However if you are lucky and you require belt conveyors that have already been produced you will find that you can save up to 50% of the original sale price. This is definitely the case if you are able to purchase equipment that is part of a cancelled order. Often this type of order is listed as second hand machinery but is actually brand new and has never been used.
At Challenger we have five brand new belt conveyors available for you to look at. They are all for sale in our second hand section because the customer cancelled the order. If you would be interested in discussing the belt conveyors or other second hand or new equipment we have available please contact us here.
When choosing a conveyor system there are a fair few things you should think about before going ahead and buying one. There are lots of different choices when it comes to conveyor belts such as size, weight, capacity, length, material so knowing how the system is going to be used is key to help you decide what the best option is for you. Here are some of the things we recommend you think about to help you make the best decision:
What belting options are available? What products are you going to be transporting using your conveyor system? What material, size and weight will they be? Different types of conveyor system are suitable for different tasks. For example, a general conveyor system is suitable (not surprisingly, given the name) for a wide range of applications. They are oil resistant, heat resistant and troughed for ease of moving large products. A plastic belting however would be more suitable for handling smaller products and a wire belt is most suited to handling food products. Inclined conveyors are for moving products from one floor to another.

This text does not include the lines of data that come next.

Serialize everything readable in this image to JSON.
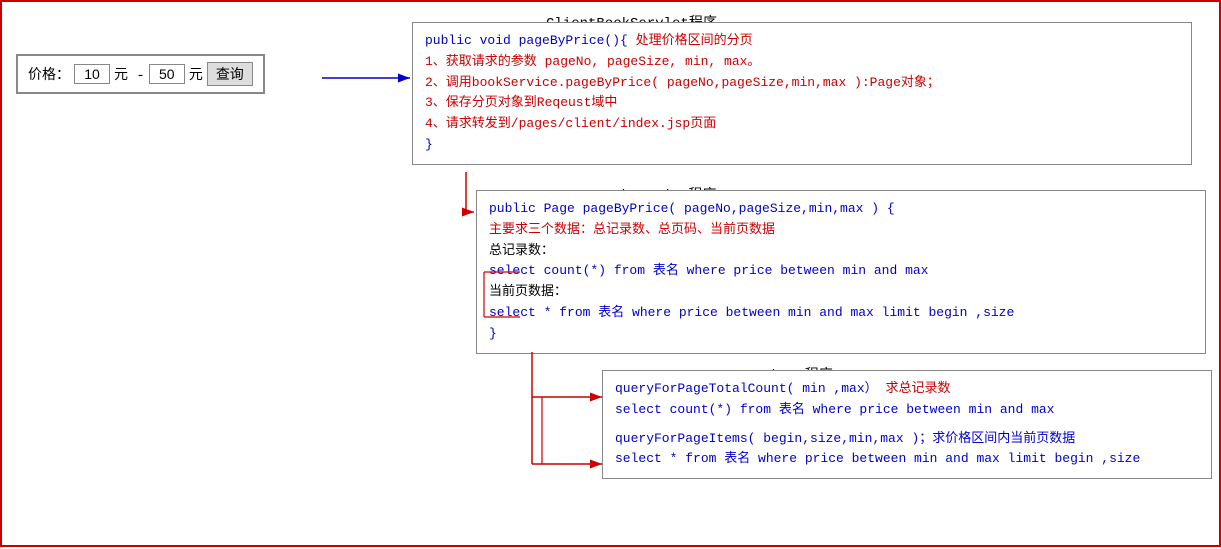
{
  "priceFilter": {
    "label": "价格：",
    "minValue": "10",
    "maxValue": "50",
    "unit1": "元 -",
    "unit2": "元",
    "buttonLabel": "查询"
  },
  "clientServletBox": {
    "title": "ClientBookServlet程序",
    "lines": [
      {
        "type": "mixed",
        "parts": [
          {
            "text": "public void pageByPrice(){",
            "style": "blue"
          },
          {
            "text": "  处理价格区间的分页",
            "style": "red"
          }
        ]
      },
      {
        "type": "mixed",
        "parts": [
          {
            "text": "    1、获取请求的参数 pageNo, pageSize, min, max。",
            "style": "red"
          }
        ]
      },
      {
        "type": "mixed",
        "parts": [
          {
            "text": "    2、调用bookService.pageByPrice( pageNo,pageSize,min,max ):Page对象；",
            "style": "red"
          }
        ]
      },
      {
        "type": "mixed",
        "parts": [
          {
            "text": "    3、保存分页对象到Reqeust域中",
            "style": "red"
          }
        ]
      },
      {
        "type": "mixed",
        "parts": [
          {
            "text": "    4、请求转发到/pages/client/index.jsp页面",
            "style": "red"
          }
        ]
      },
      {
        "type": "mixed",
        "parts": [
          {
            "text": "}",
            "style": "blue"
          }
        ]
      }
    ]
  },
  "bookServiceBox": {
    "title": "BookService程序",
    "lines": [
      {
        "type": "mixed",
        "parts": [
          {
            "text": "public Page pageByPrice( pageNo,pageSize,min,max ) {",
            "style": "blue"
          }
        ]
      },
      {
        "type": "mixed",
        "parts": [
          {
            "text": "    主要求三个数据：总记录数、总页码、当前页数据",
            "style": "red"
          }
        ]
      },
      {
        "type": "mixed",
        "parts": [
          {
            "text": "总记录数：",
            "style": "black"
          }
        ]
      },
      {
        "type": "mixed",
        "parts": [
          {
            "text": "        select count(*) from 表名 where price between min and max",
            "style": "blue"
          }
        ]
      },
      {
        "type": "mixed",
        "parts": [
          {
            "text": "当前页数据：",
            "style": "black"
          }
        ]
      },
      {
        "type": "mixed",
        "parts": [
          {
            "text": "        select * from 表名 where price between min and max limit begin ,size",
            "style": "blue"
          }
        ]
      },
      {
        "type": "mixed",
        "parts": [
          {
            "text": "}",
            "style": "blue"
          }
        ]
      }
    ]
  },
  "bookDaoBox": {
    "title": "BookDao程序",
    "lines": [
      {
        "type": "mixed",
        "parts": [
          {
            "text": "queryForPageTotalCount( min ,max）",
            "style": "blue"
          },
          {
            "text": "  求总记录数",
            "style": "red"
          }
        ]
      },
      {
        "type": "mixed",
        "parts": [
          {
            "text": "    select count(*) from 表名 where price between min and max",
            "style": "blue"
          }
        ]
      },
      {
        "type": "blank"
      },
      {
        "type": "mixed",
        "parts": [
          {
            "text": "queryForPageItems( begin,size,min,max )；求价格区间内当前页数据",
            "style": "blue"
          }
        ]
      },
      {
        "type": "mixed",
        "parts": [
          {
            "text": "    select * from 表名 where price between min and max limit begin ,size",
            "style": "blue"
          }
        ]
      }
    ]
  }
}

How easy is it to repair and can I get spare parts in case of a breakdown? – You want to choose a system that has widely available spare parts or parts available from the supplier. At Challenger we take care of all after sales needs and endeavour to solve problems if they arise.
Buy old or buy new? It may be that you decide that a used conveyor will do the job for you. If this is the case make sure you thoroughly inspect it beforehand and be aware of it’s predicted life expectancy.
Safety – Of course safety is critical. Your new system must meet safety standards for example, having an immediate shutdown if anything gets caught in the system.
Energy consumption – Nowadays with rising costs, a lot of thought needs to be put into this. Are the costs of running it going to be worth it in the long run?
Can it be upgraded if necessary? A modular system can be upgraded and changed to add inclines, curves etcetera if a need arises for it.
Also, think not just of your current needs but also what your needs may be in the future!